The more educated you are, the easier it is to trick you,” says Prodip Chandra Sorcar, popularly known as PC Sorcar Jr, an eight generation magician from the Sorcar family. He picks up a piece of candy from a bowl and a moment later it’s gone, poof! By the time I realise that he hadn’t even picked up a candy, the ‘educated’ person in me was fooled. “Educated people have certain preconceptions and are trained to certain rhythms. Bring me the president of India, I’ll baffle him too,” quips Sorcar, who is in the city with his daughter to celebrate the centenary of Indrajal, a Sorcarian legacy of illusions.
Indrajal, according to Sorcar, is a theatrical representation of ‘wishful dreams of living happily; where nothing is impossible’. The two-and-a-half hour show, including interval, is like a film woven out of well-spaced out tales and tricks, each having a specific background score.
Competing with modern entertainment, the magic show has retained the rustic and traditional feel. Props that still use painted, loud fonts, girls draped in multi-coloured clothes dance around on music that is close to the Indian cinema music of the 70s and 80s. “Why should we pose as westerners when what we have here is unique and traditional? It holds its own charm,” says Maneka Sorcar, who shares the stage with her father.
Maneka is a ninth generation Sorcar to take up the family art. After an MBA from Ohio, she started her magical journey three years back. It hasn’t been easy. “It was naïve of me to think that it’ll be an easy ride. Society came up with excuses to reject a woman as a professional magician,” says the Sorcar daughter. But her mother, Jayshree, had already proved the point.

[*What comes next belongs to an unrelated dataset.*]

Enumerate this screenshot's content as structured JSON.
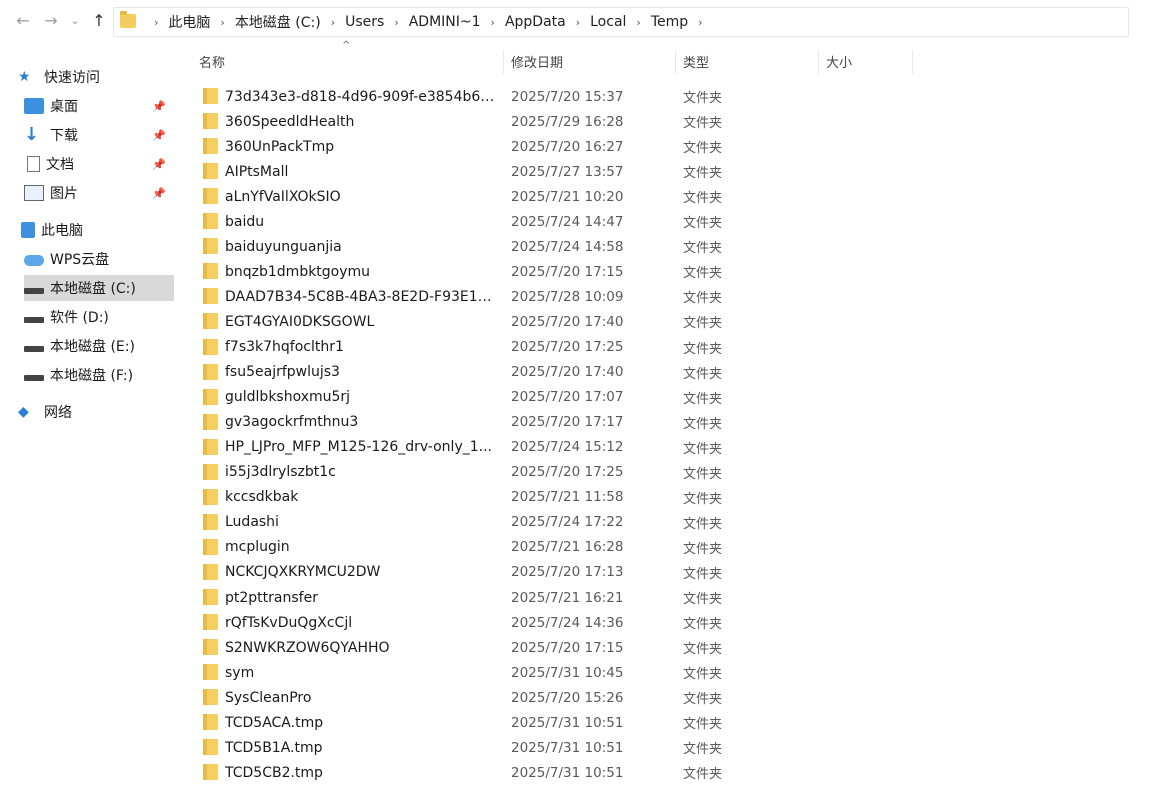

Coming from a family with no magic background, she had a big role to play in what Indrajal is today.
“Kids are not easy to trick,” says Sorcar Jr. Ironically, his biggest fans in the show were children, awestruck at the acts he was putting up. During an act, Sorcar Jr asked few volunteers to join him on stage and a horde of kids ran to be a part of it. Only to be disappointed as intellectuals and learned persons were sought, who wrote mathematics and physics formulae which were to be guessed by a blindfolded Sorcar — much to the crowd’s amazement.
At a time when technology is demystifying their art, the Sorcars are stretching the limit, calling what we know magic as ‘visual science’. They weave acts of illusion with enchanting storytelling — from Egypt to Rome to Japan, one can travel the world of magic in their marathon show. “I call it Dramagic, where drama meets magic,” says Maneka.
Toward the end of the show, in act called the Spirit of India, Maneka enters a decorated closet and vanishes. The audience looks for the secret, baffled by her performance. As Michael Caine in the movie The Prestige says, ‘You don’t really want to know. You want to be fooled. But you wouldn’t clap yet. Because making something disappear isn’t enough; you have to bring it back’. Maneka reappears behind the audience, screaming, holding an Indian flag.
Indrajal is on till June 9 at the FICCI Golden Jubilee Auditorium, Tansen Marg, Delhi.